Climate Change

Spring forecast: increasingly cloudy...for decades

If you have enjoyed this spring’s monotony of grey, gloomy days, then you are going to just fall in love with the weather we are cooking up for the coming years. The latest climate simulations being...

Rewilding the World author Tim Flannery optimistic that humans will meet climate challenge

Evolutionary legacy of cooperation suggests that selfish upright apes may become Superorganism and Will Rewild the World

THE BIG GRAB Part 8: Scoring Own Goals

While most Canadians get serious about cutting climate pollution, our dirtiest province is cranking up pollution so fast that they're wiping out our gains.

THE BIG GRAB Part 7: Silence of the Plans

The Harper government has pledged to cut climate pollution. But its plan only covers 13 per cent of the required cuts -- and oil sands pollution will more than wipe out even that gain.

THE BIG GRAB Part 6: Falling Behind

Canada has fallen steadily behind the U.S. and other countries in maximizing wealth per tonne of climate pollution. That's putting our future prosperity -- and costs -- on the line.

THE BIG GRAB Part 5: Little Fish.

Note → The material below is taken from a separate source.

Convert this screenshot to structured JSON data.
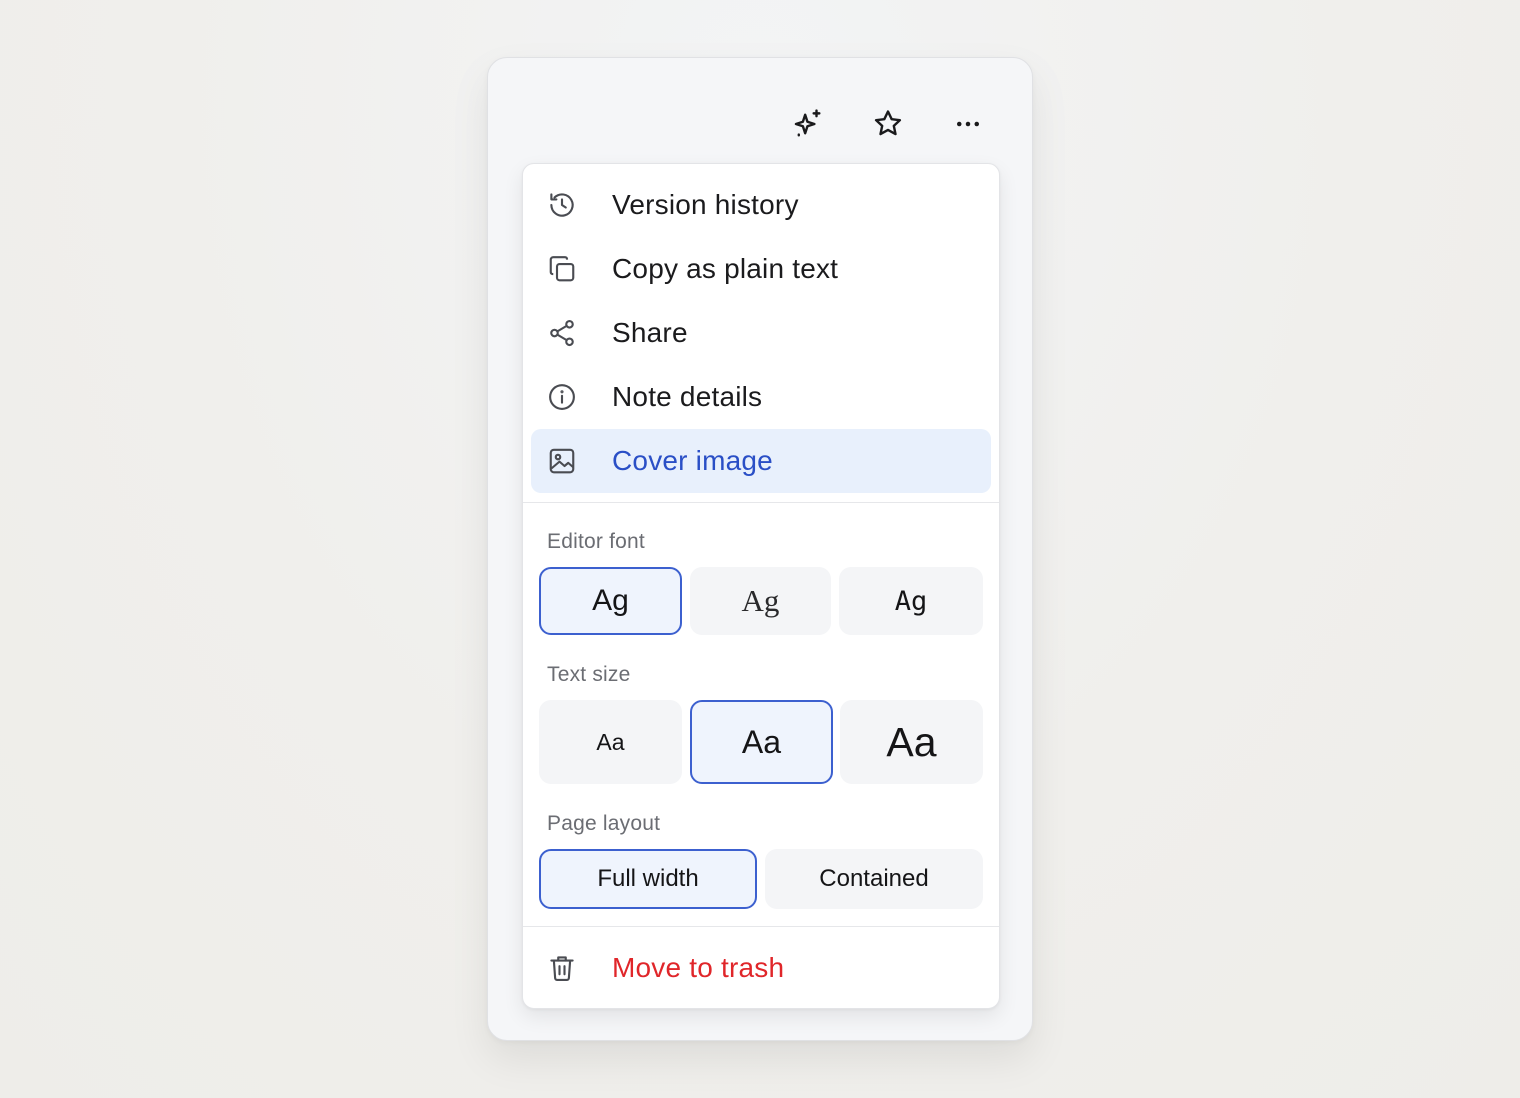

Big Pond

Alberta's oil sands are a huge project. But are they a big part of the Canadian economy? And are they too big to have to play by the same rules as everyone else?

THE BIG GRAB Part 4: Dirtier by the Barrel

Oil sands boosters say the industry is getting cleaner. But the data says it's not: CO2 is rising per barrel and overall, the future looks even worse.

THE BIG GRAB Part 3: Fewer Jobs and GDP

The oil sands have a dirty little secret: They generate far fewer jobs and wealth per tonne of carbon dioxide than other industries.

Will Christy Clark kill BC's climate-change policies?

B.C. politics is littered with the dashed careers of politicians left and right who tried to kill Campbell’s popular climate-change policies. Will Premier Clark be next?

THE BIG GRAB, Part 2: Elbows Out, Hogging the Pie

The oil sands are cranking up their carbon output as fast as ordinary Canadians are making cuts. But the companies don't plan on paying for more than their fair share.